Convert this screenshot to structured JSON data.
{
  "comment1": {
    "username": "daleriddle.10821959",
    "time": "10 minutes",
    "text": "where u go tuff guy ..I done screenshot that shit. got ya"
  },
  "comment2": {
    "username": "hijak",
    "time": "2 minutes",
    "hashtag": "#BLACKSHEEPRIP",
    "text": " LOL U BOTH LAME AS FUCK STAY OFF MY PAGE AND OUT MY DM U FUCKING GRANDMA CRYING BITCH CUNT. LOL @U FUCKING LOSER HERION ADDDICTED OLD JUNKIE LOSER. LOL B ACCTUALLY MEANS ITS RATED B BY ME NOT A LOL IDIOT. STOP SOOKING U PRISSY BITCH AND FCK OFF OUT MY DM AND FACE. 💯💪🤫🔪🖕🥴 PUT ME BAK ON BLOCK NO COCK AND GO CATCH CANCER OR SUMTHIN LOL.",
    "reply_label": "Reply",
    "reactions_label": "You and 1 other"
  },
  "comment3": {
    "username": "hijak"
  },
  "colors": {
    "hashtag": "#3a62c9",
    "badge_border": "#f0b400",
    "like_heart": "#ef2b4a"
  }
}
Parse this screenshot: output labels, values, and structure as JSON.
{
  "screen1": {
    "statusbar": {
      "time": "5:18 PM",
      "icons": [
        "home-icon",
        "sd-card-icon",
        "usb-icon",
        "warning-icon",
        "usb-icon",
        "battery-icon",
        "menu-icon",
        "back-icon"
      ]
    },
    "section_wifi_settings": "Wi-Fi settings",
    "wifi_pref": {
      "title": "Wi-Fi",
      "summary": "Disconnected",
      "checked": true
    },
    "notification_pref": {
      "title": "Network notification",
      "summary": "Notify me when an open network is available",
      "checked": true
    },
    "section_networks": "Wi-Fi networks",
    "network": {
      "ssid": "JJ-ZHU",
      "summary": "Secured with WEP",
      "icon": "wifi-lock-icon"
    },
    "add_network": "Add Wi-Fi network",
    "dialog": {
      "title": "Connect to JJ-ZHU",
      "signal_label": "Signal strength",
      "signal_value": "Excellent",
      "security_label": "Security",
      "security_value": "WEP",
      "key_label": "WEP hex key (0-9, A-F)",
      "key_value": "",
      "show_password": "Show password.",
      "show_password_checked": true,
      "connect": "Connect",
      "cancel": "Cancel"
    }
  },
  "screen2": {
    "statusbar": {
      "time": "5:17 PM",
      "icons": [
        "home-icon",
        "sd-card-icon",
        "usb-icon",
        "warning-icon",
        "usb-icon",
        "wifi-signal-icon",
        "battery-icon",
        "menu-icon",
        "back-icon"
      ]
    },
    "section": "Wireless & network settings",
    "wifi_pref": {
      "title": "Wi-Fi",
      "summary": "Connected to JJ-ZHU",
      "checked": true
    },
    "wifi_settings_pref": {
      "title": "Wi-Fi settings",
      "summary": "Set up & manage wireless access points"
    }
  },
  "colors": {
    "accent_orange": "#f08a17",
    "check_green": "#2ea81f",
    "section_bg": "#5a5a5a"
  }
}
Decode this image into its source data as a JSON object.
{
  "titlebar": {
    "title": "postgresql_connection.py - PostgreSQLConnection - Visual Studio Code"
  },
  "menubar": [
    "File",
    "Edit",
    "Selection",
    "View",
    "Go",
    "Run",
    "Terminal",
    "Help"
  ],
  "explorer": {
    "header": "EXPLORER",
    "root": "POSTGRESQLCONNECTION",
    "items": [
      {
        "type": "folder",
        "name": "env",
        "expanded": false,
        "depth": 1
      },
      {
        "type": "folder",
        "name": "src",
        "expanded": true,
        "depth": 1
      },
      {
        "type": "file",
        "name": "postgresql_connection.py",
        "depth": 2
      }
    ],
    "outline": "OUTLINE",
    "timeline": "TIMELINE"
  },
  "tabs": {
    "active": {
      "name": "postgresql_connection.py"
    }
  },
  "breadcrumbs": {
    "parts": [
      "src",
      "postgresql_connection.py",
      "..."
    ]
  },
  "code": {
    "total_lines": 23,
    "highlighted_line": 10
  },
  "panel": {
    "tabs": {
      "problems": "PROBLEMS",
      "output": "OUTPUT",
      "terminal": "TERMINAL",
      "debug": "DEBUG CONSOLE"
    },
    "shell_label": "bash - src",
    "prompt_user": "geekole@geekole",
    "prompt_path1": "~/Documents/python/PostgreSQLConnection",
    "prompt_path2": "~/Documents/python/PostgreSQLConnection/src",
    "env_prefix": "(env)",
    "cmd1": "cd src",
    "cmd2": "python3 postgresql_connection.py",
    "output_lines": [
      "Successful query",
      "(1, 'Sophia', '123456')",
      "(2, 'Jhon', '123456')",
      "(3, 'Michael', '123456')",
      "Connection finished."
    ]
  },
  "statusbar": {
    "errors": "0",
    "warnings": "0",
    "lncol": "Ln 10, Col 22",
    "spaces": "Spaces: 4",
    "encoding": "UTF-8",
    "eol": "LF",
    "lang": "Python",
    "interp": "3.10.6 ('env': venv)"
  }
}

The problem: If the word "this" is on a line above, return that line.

Result below:
Convert this screenshot to structured JSON data.
Parse this screenshot: output labels, values, and structure as JSON.
Decode this image into its source data as a JSON object.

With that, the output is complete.